ASSIGNMENT: Every record below is to be copied exactly, with its images omitted.

ENTRIES SHOWN:
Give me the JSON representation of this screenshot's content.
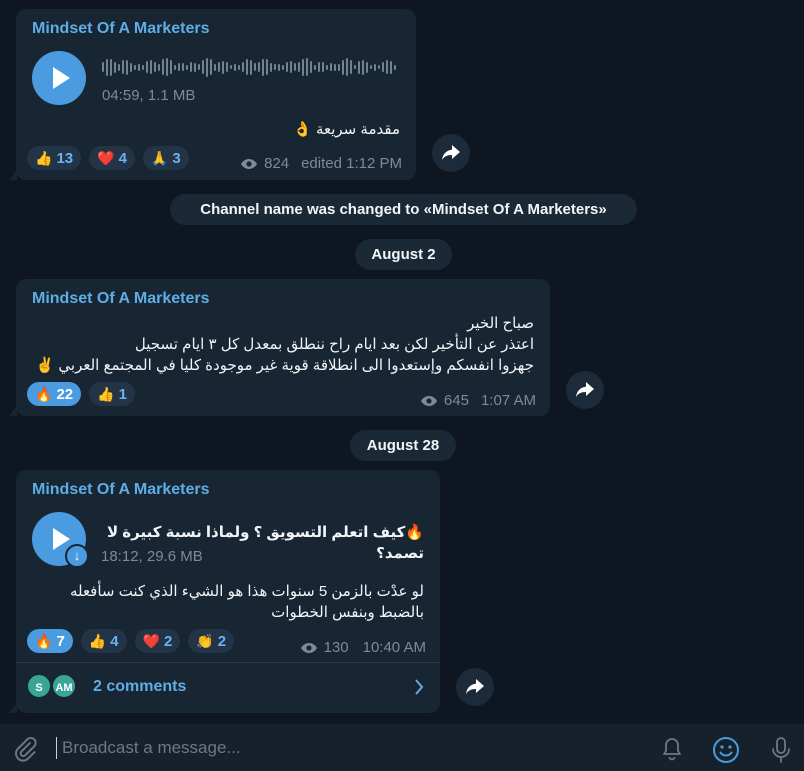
{
  "channel": {
    "name": "Mindset Of A Marketers"
  },
  "messages": [
    {
      "sender": "Mindset Of A Marketers",
      "audio_meta": "04:59, 1.1 MB",
      "text": "مقدمة سريعة 👌",
      "reactions": [
        {
          "emoji": "👍",
          "count": "13"
        },
        {
          "emoji": "❤️",
          "count": "4"
        },
        {
          "emoji": "🙏",
          "count": "3"
        }
      ],
      "views": "824",
      "time": "edited 1:12 PM"
    },
    {
      "sender": "Mindset Of A Marketers",
      "lines": [
        "صباح الخير",
        "اعتذر عن التأخير لكن بعد ايام راح ننطلق بمعدل كل ٣ ايام تسجيل",
        "جهزوا انفسكم وإستعدوا الى انطلاقة قوية غير موجودة كليا في المجتمع العربي ✌️"
      ],
      "reactions": [
        {
          "emoji": "🔥",
          "count": "22",
          "active": true
        },
        {
          "emoji": "👍",
          "count": "1"
        }
      ],
      "views": "645",
      "time": "1:07 AM"
    },
    {
      "sender": "Mindset Of A Marketers",
      "audio_title": "🔥كيف اتعلم التسويق ؟ ولماذا نسبة كبيرة لا تصمد؟",
      "audio_meta": "18:12, 29.6 MB",
      "text": "لو عدْت بالزمن 5 سنوات هذا هو الشيء الذي كنت سأفعله بالضبط وبنفس الخطوات",
      "reactions": [
        {
          "emoji": "🔥",
          "count": "7",
          "active": true
        },
        {
          "emoji": "👍",
          "count": "4"
        },
        {
          "emoji": "❤️",
          "count": "2"
        },
        {
          "emoji": "👏",
          "count": "2"
        }
      ],
      "views": "130",
      "time": "10:40 AM",
      "comments": {
        "label": "2 comments",
        "avatars": [
          {
            "initials": "S",
            "color": "#3aa596"
          },
          {
            "initials": "AM",
            "color": "#3aa596"
          }
        ]
      }
    }
  ],
  "service": {
    "rename": "Channel name was changed to «Mindset Of A Marketers»"
  },
  "dates": {
    "d1": "August 2",
    "d2": "August 28"
  },
  "composer": {
    "placeholder": "Broadcast a message...",
    "icons": [
      "paperclip-icon",
      "bell-icon",
      "emoji-icon",
      "microphone-icon"
    ]
  },
  "colors": {
    "accent": "#4a9be0",
    "background": "#0e1621",
    "bubble": "#182533",
    "name": "#5eaee6"
  }
}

RESULT:
Give me the JSON representation of this screenshot's content.
{
  "channel": {
    "name": "Mindset Of A Marketers"
  },
  "messages": [
    {
      "sender": "Mindset Of A Marketers",
      "audio_meta": "04:59, 1.1 MB",
      "text": "مقدمة سريعة 👌",
      "reactions": [
        {
          "emoji": "👍",
          "count": "13"
        },
        {
          "emoji": "❤️",
          "count": "4"
        },
        {
          "emoji": "🙏",
          "count": "3"
        }
      ],
      "views": "824",
      "time": "edited 1:12 PM"
    },
    {
      "sender": "Mindset Of A Marketers",
      "lines": [
        "صباح الخير",
        "اعتذر عن التأخير لكن بعد ايام راح ننطلق بمعدل كل ٣ ايام تسجيل",
        "جهزوا انفسكم وإستعدوا الى انطلاقة قوية غير موجودة كليا في المجتمع العربي ✌️"
      ],
      "reactions": [
        {
          "emoji": "🔥",
          "count": "22",
          "active": true
        },
        {
          "emoji": "👍",
          "count": "1"
        }
      ],
      "views": "645",
      "time": "1:07 AM"
    },
    {
      "sender": "Mindset Of A Marketers",
      "audio_title": "🔥كيف اتعلم التسويق ؟ ولماذا نسبة كبيرة لا تصمد؟",
      "audio_meta": "18:12, 29.6 MB",
      "text": "لو عدْت بالزمن 5 سنوات هذا هو الشيء الذي كنت سأفعله بالضبط وبنفس الخطوات",
      "reactions": [
        {
          "emoji": "🔥",
          "count": "7",
          "active": true
        },
        {
          "emoji": "👍",
          "count": "4"
        },
        {
          "emoji": "❤️",
          "count": "2"
        },
        {
          "emoji": "👏",
          "count": "2"
        }
      ],
      "views": "130",
      "time": "10:40 AM",
      "comments": {
        "label": "2 comments",
        "avatars": [
          {
            "initials": "S",
            "color": "#3aa596"
          },
          {
            "initials": "AM",
            "color": "#3aa596"
          }
        ]
      }
    }
  ],
  "service": {
    "rename": "Channel name was changed to «Mindset Of A Marketers»"
  },
  "dates": {
    "d1": "August 2",
    "d2": "August 28"
  },
  "composer": {
    "placeholder": "Broadcast a message...",
    "icons": [
      "paperclip-icon",
      "bell-icon",
      "emoji-icon",
      "microphone-icon"
    ]
  },
  "colors": {
    "accent": "#4a9be0",
    "background": "#0e1621",
    "bubble": "#182533",
    "name": "#5eaee6"
  }
}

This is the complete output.